A lot of smart people around the state say there's no way Lawton Chiles can get re-elected as governor in 1994.
And a lot of other smart people say he won't even run.
I'm not so sure on either count.
Chiles has not given us a clue of what he'll do. But remember that he does not give a hoot about what other people say he ought to do.
And as far as his "certain" defeat: The election is 17 months away. Ridiculously early. Ask George Bush how much difference 17 months can make.
Remember, too, that Lawton Chiles, out on the road campaigning in that plaid shirt and those beat-up shoes, is a lot stronger opponent than the Chiles who has been stumbling around the Capitol.
So, even though all those smart people who say Chiles is finished just might be right, I would wait to place my bet.
What we do know for sure is that the rest of the Democratic Party is sort of hanging around, waiting for Chiles.
Suppose Chiles quits.
His lieutenant governor, Buddy MacKay, might run in his place. So might Bob Butterworth, the state attorney general, an up-and-comer.
Another possibility is Betty Castor, the state education commissioner, if she doesn't try to unseat Connie Mack, our U.S. senator whose term is up next year.
(I will make a side bet with you that Castor does not run against Mack for the Senate and that she and Butterworth do not run against each other for governor.)
Bill Nelson from Melbourne, the guy Chiles beat in the Democratic primary in 1990, is making noise about running again. Maybe Bill Frederick, the former mayor of Orlando, will run.
So there are plenty of Democrats waiting in the wings. Waiting for Chiles.
The real action so far, however, is among our Republican friends, who do not have to wait politely for Chiles.
The Republicans, in fact, are raising what might be their strongest crop of candidates for governor ever.
There are two Republican candidates running openly so far: Jim Smith, the secretary of state, and Jeb Bush.

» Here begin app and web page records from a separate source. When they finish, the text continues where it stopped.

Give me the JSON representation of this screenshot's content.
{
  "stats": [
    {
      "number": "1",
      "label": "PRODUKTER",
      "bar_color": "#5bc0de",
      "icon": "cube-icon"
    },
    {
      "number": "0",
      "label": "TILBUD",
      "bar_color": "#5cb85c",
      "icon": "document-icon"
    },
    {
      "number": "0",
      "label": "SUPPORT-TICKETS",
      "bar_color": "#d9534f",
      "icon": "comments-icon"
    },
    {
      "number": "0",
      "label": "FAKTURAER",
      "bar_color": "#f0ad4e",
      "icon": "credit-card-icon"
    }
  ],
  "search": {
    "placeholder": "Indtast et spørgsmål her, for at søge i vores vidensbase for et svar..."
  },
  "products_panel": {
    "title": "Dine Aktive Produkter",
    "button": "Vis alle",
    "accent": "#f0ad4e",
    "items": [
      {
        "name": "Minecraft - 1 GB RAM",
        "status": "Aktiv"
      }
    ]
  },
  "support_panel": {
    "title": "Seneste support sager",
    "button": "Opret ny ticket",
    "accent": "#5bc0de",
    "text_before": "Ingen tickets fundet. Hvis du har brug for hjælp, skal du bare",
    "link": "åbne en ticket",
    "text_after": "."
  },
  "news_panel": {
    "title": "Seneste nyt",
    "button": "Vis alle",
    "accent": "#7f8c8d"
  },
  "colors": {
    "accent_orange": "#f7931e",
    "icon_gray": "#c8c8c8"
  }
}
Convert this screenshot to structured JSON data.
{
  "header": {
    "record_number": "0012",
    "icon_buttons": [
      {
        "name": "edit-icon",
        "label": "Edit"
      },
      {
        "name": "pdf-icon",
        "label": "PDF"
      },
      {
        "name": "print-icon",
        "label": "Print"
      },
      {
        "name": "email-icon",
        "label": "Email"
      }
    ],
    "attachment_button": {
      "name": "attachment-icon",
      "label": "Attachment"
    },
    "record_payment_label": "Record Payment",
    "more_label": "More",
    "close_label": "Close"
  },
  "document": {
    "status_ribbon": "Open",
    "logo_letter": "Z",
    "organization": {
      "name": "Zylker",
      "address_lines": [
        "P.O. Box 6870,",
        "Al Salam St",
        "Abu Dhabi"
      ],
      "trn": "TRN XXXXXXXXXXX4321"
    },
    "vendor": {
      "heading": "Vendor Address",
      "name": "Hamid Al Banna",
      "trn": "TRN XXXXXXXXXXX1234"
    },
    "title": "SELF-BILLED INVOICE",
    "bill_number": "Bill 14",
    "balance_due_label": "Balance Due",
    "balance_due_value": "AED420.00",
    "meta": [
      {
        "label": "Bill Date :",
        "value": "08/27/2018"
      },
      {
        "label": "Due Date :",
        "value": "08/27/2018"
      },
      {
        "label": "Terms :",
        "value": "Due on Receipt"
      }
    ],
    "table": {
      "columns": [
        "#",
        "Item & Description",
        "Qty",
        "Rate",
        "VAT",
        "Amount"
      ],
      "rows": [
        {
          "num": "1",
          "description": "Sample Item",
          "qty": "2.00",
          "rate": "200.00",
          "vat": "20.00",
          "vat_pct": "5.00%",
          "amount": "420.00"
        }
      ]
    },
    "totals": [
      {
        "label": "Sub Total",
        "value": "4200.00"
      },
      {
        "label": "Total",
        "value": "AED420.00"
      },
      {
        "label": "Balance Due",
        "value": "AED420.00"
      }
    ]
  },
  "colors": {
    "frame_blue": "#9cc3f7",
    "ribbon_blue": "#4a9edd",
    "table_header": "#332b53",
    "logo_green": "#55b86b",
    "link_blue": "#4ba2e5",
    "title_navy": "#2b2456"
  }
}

I could describe Bush as "former state secretary of commerce" or "former chair of the big-deal Dade County Republican Party," but the usual description is "son of former President George Bush."
There's a guy from Jacksonville, Ander Crenshaw, who everybody figures will run. He's the current president of the state Senate. Bill McCollum, a veteran member of Congress from central Florida, might be a good candidate.
A lot of people think Tom Gallagher, the state insurance commissioner, will run for governor. But he's keeping quiet for now. He has his hands full with the insurance crisis, and he doesn't need to go traipsing off running for governor until things calm down.
Jeb Bush has been working the Tampa Bay area this week, so I looked him up Tuesday morning and asked him why he wants to be governor. He is 40, a native of Texas and a Longhorn alumnus, who has lived in South Florida since 1980. He's in the real estate business.
I kind of expected him to give me the usual no-new-taxes, get-tough-on-crime line. Instead, he launched into an enthusiastic talk of how we need to rethink what the government is doing.
Wasn't that pretty much what Democrat Chiles promised us in 1990?
"Yes," Bush shot back. "And if he had succeeded, I wouldn't be running."
Right now I would rank Jim Smith the strongest in the Republican field. He is a veteran statewide politician with a lot of support. He is a practical guy who seems to want to do a practical job of running the government, instead of chanting silly slogans.
"It's going to be hard to get the warts off me," Smith said recently. "You're not going to see me going to contacts or parting my hair down the middle or wearing bow ties."
I think my Republican friends overrate Crenshaw, the Senate president. They have Tallahassee-itis and think that because he is a big shot there, he is a big shot everywhere. Big shots in the Legislature have had no luck in getting elected to statewide office.
So, let's see. Jim Smith survives the Republican field and takes on Chiles, who beats back Bill Nelson in the Democratic primary. And the winner will be No, scratch all that. I said it was too early to make predictions.